=== EXERCISE INPUT ===
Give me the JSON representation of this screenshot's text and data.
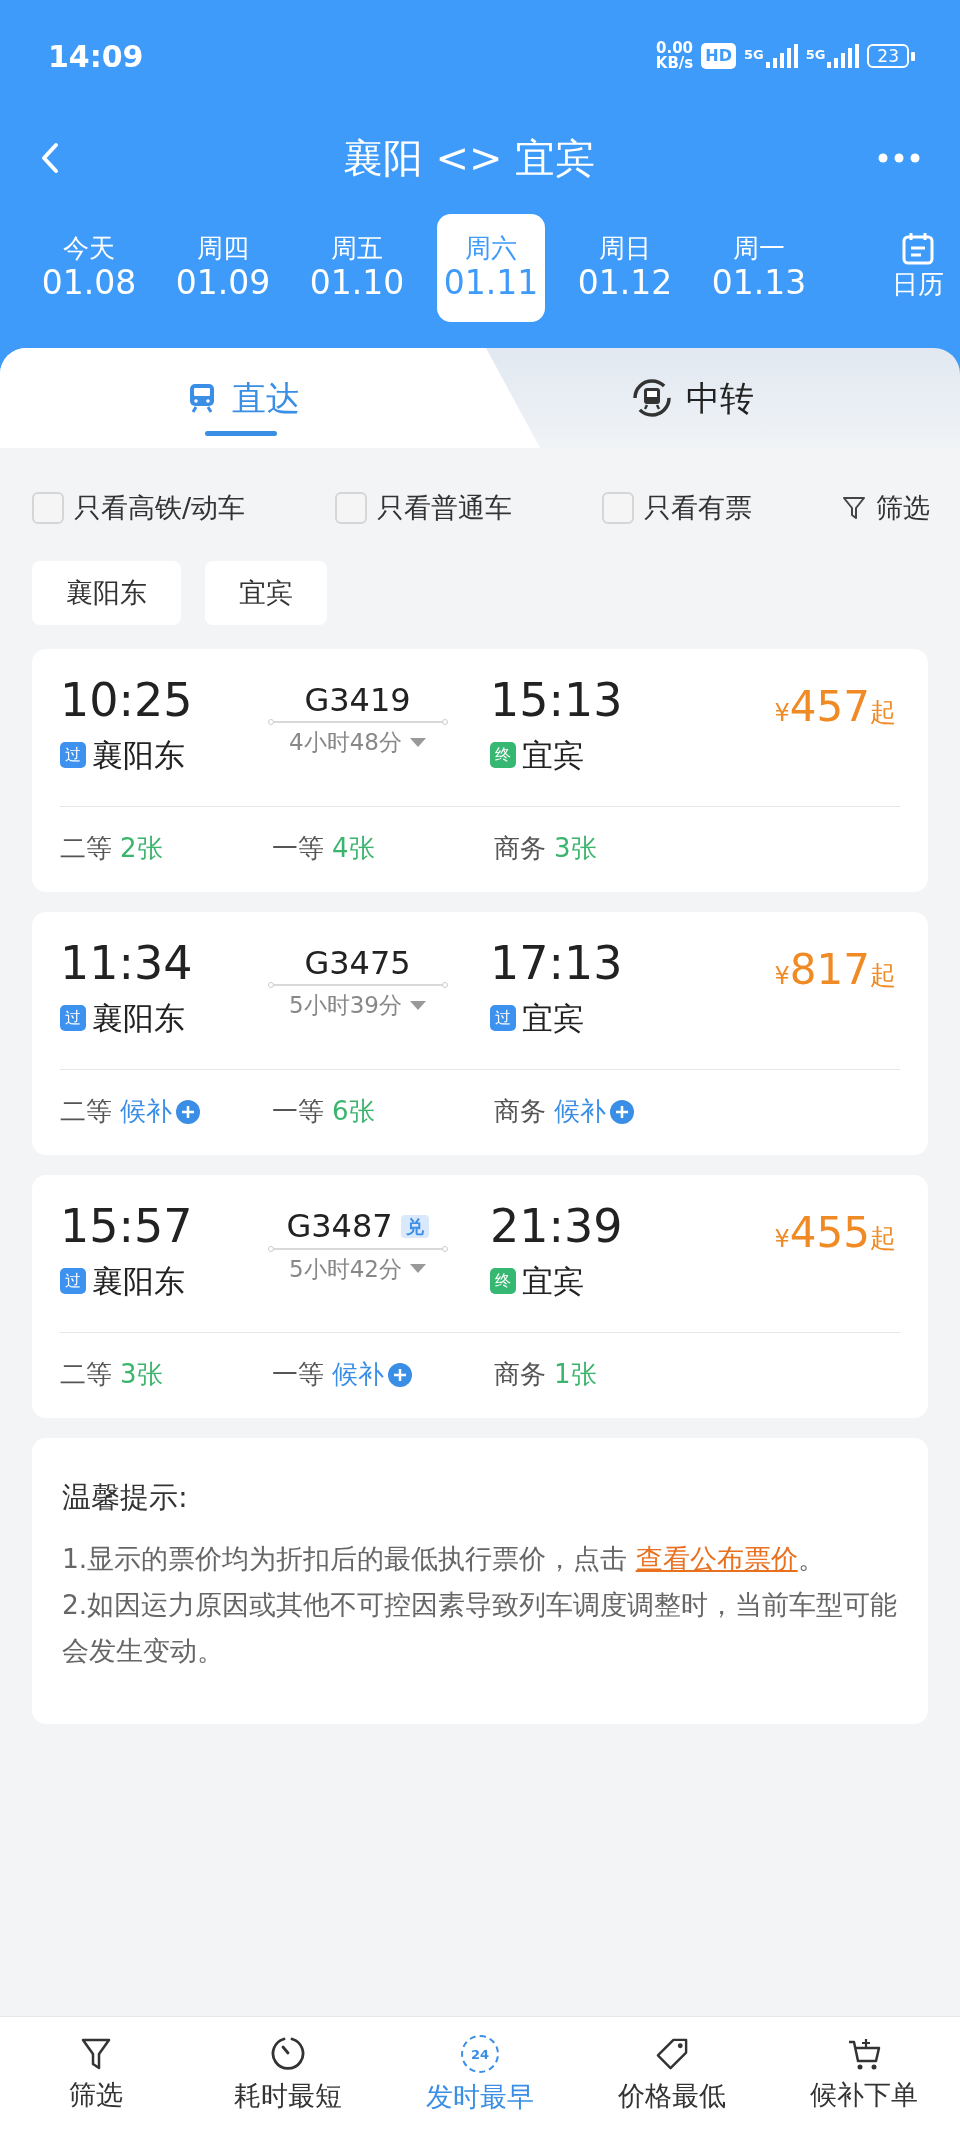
{
  "status_bar": {
    "time": "14:09",
    "net_speed": [
      "0.00",
      "KB/s"
    ],
    "hd_badge": "HD",
    "networks": [
      "5G",
      "5G"
    ],
    "battery": "23"
  },
  "header": {
    "title": "襄阳 <> 宜宾"
  },
  "dates": [
    {
      "weekday": "今天",
      "date": "01.08",
      "selected": false
    },
    {
      "weekday": "周四",
      "date": "01.09",
      "selected": false
    },
    {
      "weekday": "周五",
      "date": "01.10",
      "selected": false
    },
    {
      "weekday": "周六",
      "date": "01.11",
      "selected": true
    },
    {
      "weekday": "周日",
      "date": "01.12",
      "selected": false
    },
    {
      "weekday": "周一",
      "date": "01.13",
      "selected": false
    }
  ],
  "calendar_label": "日历",
  "tabs": [
    {
      "label": "直达",
      "kind": "direct",
      "selected": true
    },
    {
      "label": "中转",
      "kind": "transfer",
      "selected": false
    }
  ],
  "filters": [
    {
      "label": "只看高铁/动车",
      "kind": "checkbox",
      "checked": false
    },
    {
      "label": "只看普通车",
      "kind": "checkbox",
      "checked": false
    },
    {
      "label": "只看有票",
      "kind": "checkbox",
      "checked": false
    },
    {
      "label": "筛选",
      "kind": "filter"
    }
  ],
  "stations": [
    "襄阳东",
    "宜宾"
  ],
  "trains": [
    {
      "depart": "10:25",
      "from_badge": {
        "text": "过",
        "kind": "pass"
      },
      "from": "襄阳东",
      "train_no": "G3419",
      "duration": "4小时48分",
      "arrive": "15:13",
      "to_badge": {
        "text": "终",
        "kind": "terminal"
      },
      "to": "宜宾",
      "currency": "¥",
      "price": "457",
      "price_suffix": "起",
      "seats": [
        {
          "class": "二等",
          "availability": "2张",
          "kind": "tickets"
        },
        {
          "class": "一等",
          "availability": "4张",
          "kind": "tickets"
        },
        {
          "class": "商务",
          "availability": "3张",
          "kind": "tickets"
        }
      ]
    },
    {
      "depart": "11:34",
      "from_badge": {
        "text": "过",
        "kind": "pass"
      },
      "from": "襄阳东",
      "train_no": "G3475",
      "duration": "5小时39分",
      "arrive": "17:13",
      "to_badge": {
        "text": "过",
        "kind": "pass"
      },
      "to": "宜宾",
      "currency": "¥",
      "price": "817",
      "price_suffix": "起",
      "seats": [
        {
          "class": "二等",
          "availability": "候补",
          "kind": "waitlist"
        },
        {
          "class": "一等",
          "availability": "6张",
          "kind": "tickets"
        },
        {
          "class": "商务",
          "availability": "候补",
          "kind": "waitlist"
        }
      ]
    },
    {
      "depart": "15:57",
      "from_badge": {
        "text": "过",
        "kind": "pass"
      },
      "from": "襄阳东",
      "train_no": "G3487",
      "tag": "兑",
      "duration": "5小时42分",
      "arrive": "21:39",
      "to_badge": {
        "text": "终",
        "kind": "terminal"
      },
      "to": "宜宾",
      "currency": "¥",
      "price": "455",
      "price_suffix": "起",
      "seats": [
        {
          "class": "二等",
          "availability": "3张",
          "kind": "tickets"
        },
        {
          "class": "一等",
          "availability": "候补",
          "kind": "waitlist"
        },
        {
          "class": "商务",
          "availability": "1张",
          "kind": "tickets"
        }
      ]
    }
  ],
  "tips": {
    "title": "温馨提示:",
    "lines": [
      {
        "text": "1.显示的票价均为折扣后的最低执行票价，点击 ",
        "link": "查看公布票价",
        "after": "。"
      },
      {
        "text": "2.如因运力原因或其他不可控因素导致列车调度调整时，当前车型可能会发生变动。"
      }
    ]
  },
  "bottom_nav": [
    {
      "label": "筛选",
      "kind": "filter",
      "selected": false
    },
    {
      "label": "耗时最短",
      "kind": "timer",
      "selected": false
    },
    {
      "label": "发时最早",
      "kind": "clock24",
      "icon_text": "24",
      "selected": true
    },
    {
      "label": "价格最低",
      "kind": "tag",
      "selected": false
    },
    {
      "label": "候补下单",
      "kind": "cart",
      "selected": false
    }
  ]
}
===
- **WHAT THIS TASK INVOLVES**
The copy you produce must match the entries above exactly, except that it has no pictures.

- **SOLUTION**
Give me the JSON representation of this screenshot's text and data.
{
  "status_bar": {
    "time": "14:09",
    "net_speed": [
      "0.00",
      "KB/s"
    ],
    "hd_badge": "HD",
    "networks": [
      "5G",
      "5G"
    ],
    "battery": "23"
  },
  "header": {
    "title": "襄阳 <> 宜宾"
  },
  "dates": [
    {
      "weekday": "今天",
      "date": "01.08",
      "selected": false
    },
    {
      "weekday": "周四",
      "date": "01.09",
      "selected": false
    },
    {
      "weekday": "周五",
      "date": "01.10",
      "selected": false
    },
    {
      "weekday": "周六",
      "date": "01.11",
      "selected": true
    },
    {
      "weekday": "周日",
      "date": "01.12",
      "selected": false
    },
    {
      "weekday": "周一",
      "date": "01.13",
      "selected": false
    }
  ],
  "calendar_label": "日历",
  "tabs": [
    {
      "label": "直达",
      "kind": "direct",
      "selected": true
    },
    {
      "label": "中转",
      "kind": "transfer",
      "selected": false
    }
  ],
  "filters": [
    {
      "label": "只看高铁/动车",
      "kind": "checkbox",
      "checked": false
    },
    {
      "label": "只看普通车",
      "kind": "checkbox",
      "checked": false
    },
    {
      "label": "只看有票",
      "kind": "checkbox",
      "checked": false
    },
    {
      "label": "筛选",
      "kind": "filter"
    }
  ],
  "stations": [
    "襄阳东",
    "宜宾"
  ],
  "trains": [
    {
      "depart": "10:25",
      "from_badge": {
        "text": "过",
        "kind": "pass"
      },
      "from": "襄阳东",
      "train_no": "G3419",
      "duration": "4小时48分",
      "arrive": "15:13",
      "to_badge": {
        "text": "终",
        "kind": "terminal"
      },
      "to": "宜宾",
      "currency": "¥",
      "price": "457",
      "price_suffix": "起",
      "seats": [
        {
          "class": "二等",
          "availability": "2张",
          "kind": "tickets"
        },
        {
          "class": "一等",
          "availability": "4张",
          "kind": "tickets"
        },
        {
          "class": "商务",
          "availability": "3张",
          "kind": "tickets"
        }
      ]
    },
    {
      "depart": "11:34",
      "from_badge": {
        "text": "过",
        "kind": "pass"
      },
      "from": "襄阳东",
      "train_no": "G3475",
      "duration": "5小时39分",
      "arrive": "17:13",
      "to_badge": {
        "text": "过",
        "kind": "pass"
      },
      "to": "宜宾",
      "currency": "¥",
      "price": "817",
      "price_suffix": "起",
      "seats": [
        {
          "class": "二等",
          "availability": "候补",
          "kind": "waitlist"
        },
        {
          "class": "一等",
          "availability": "6张",
          "kind": "tickets"
        },
        {
          "class": "商务",
          "availability": "候补",
          "kind": "waitlist"
        }
      ]
    },
    {
      "depart": "15:57",
      "from_badge": {
        "text": "过",
        "kind": "pass"
      },
      "from": "襄阳东",
      "train_no": "G3487",
      "tag": "兑",
      "duration": "5小时42分",
      "arrive": "21:39",
      "to_badge": {
        "text": "终",
        "kind": "terminal"
      },
      "to": "宜宾",
      "currency": "¥",
      "price": "455",
      "price_suffix": "起",
      "seats": [
        {
          "class": "二等",
          "availability": "3张",
          "kind": "tickets"
        },
        {
          "class": "一等",
          "availability": "候补",
          "kind": "waitlist"
        },
        {
          "class": "商务",
          "availability": "1张",
          "kind": "tickets"
        }
      ]
    }
  ],
  "tips": {
    "title": "温馨提示:",
    "lines": [
      {
        "text": "1.显示的票价均为折扣后的最低执行票价，点击 ",
        "link": "查看公布票价",
        "after": "。"
      },
      {
        "text": "2.如因运力原因或其他不可控因素导致列车调度调整时，当前车型可能会发生变动。"
      }
    ]
  },
  "bottom_nav": [
    {
      "label": "筛选",
      "kind": "filter",
      "selected": false
    },
    {
      "label": "耗时最短",
      "kind": "timer",
      "selected": false
    },
    {
      "label": "发时最早",
      "kind": "clock24",
      "icon_text": "24",
      "selected": true
    },
    {
      "label": "价格最低",
      "kind": "tag",
      "selected": false
    },
    {
      "label": "候补下单",
      "kind": "cart",
      "selected": false
    }
  ]
}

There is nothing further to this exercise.